JRR Tolkien's inspiration for Mordor?
A funny thing happened when we approached the end of the hike. Laughter, sweet childish laughter.
“Let me down! I wanna walk!”
“No, you’re too slow. We gotta get back before you melt.”
“No! Let me down!”
Upon her insistence, our girl was placed on her feet. We were under trees now, amongst the ferns and towering ohia lehua trees. Our daughter gave a smile, and went trotting forward, ready to tell the world that (one) this three-year-old had traversed the mighty Kilauea Iki crater, and (two) she had escaped her parents.
How our daughter felt, or Kilauea Iki in '59.
Credit: USGS.gov
What a lovely trail through the rainforest
on the edge of Kilauea Iki,
we were all thinking. 
ABOVE: On the caldera floor.
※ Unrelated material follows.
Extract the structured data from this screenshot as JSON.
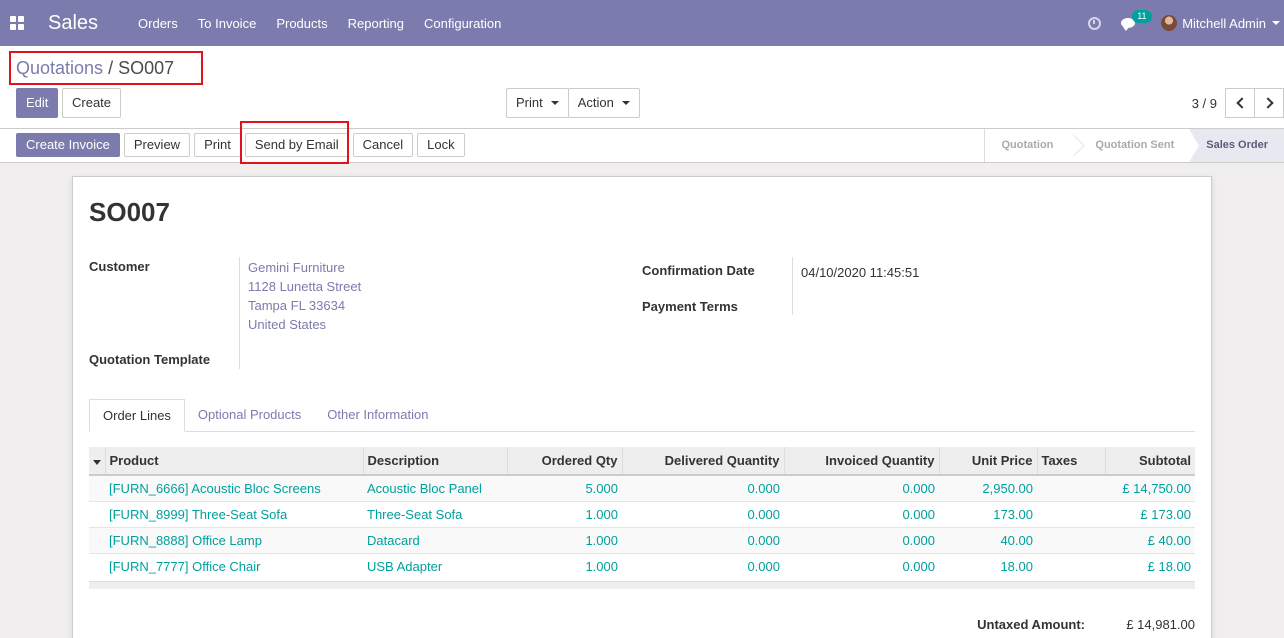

Note Little One is having doubts
while Parents look stupidly eager. 

BELOW: Kitty's moment in the limelight. Note the dour expression
even on this stuffed animal. 

Look where we're gonna walk today. Now go!
The Sun, aka Eye of Sauron.
Credit: Onifaux, 2007
Respite in the shade of a lone ohia lehua tree. 
Our daughter: "No more pictures!"

A happier child looking back at the long way she came.

A total trooper by the trail's end.
                 Hawai'i Volcanoes National Park, Big Island

MORDOR!!  Credit: New Line Cinema, 2004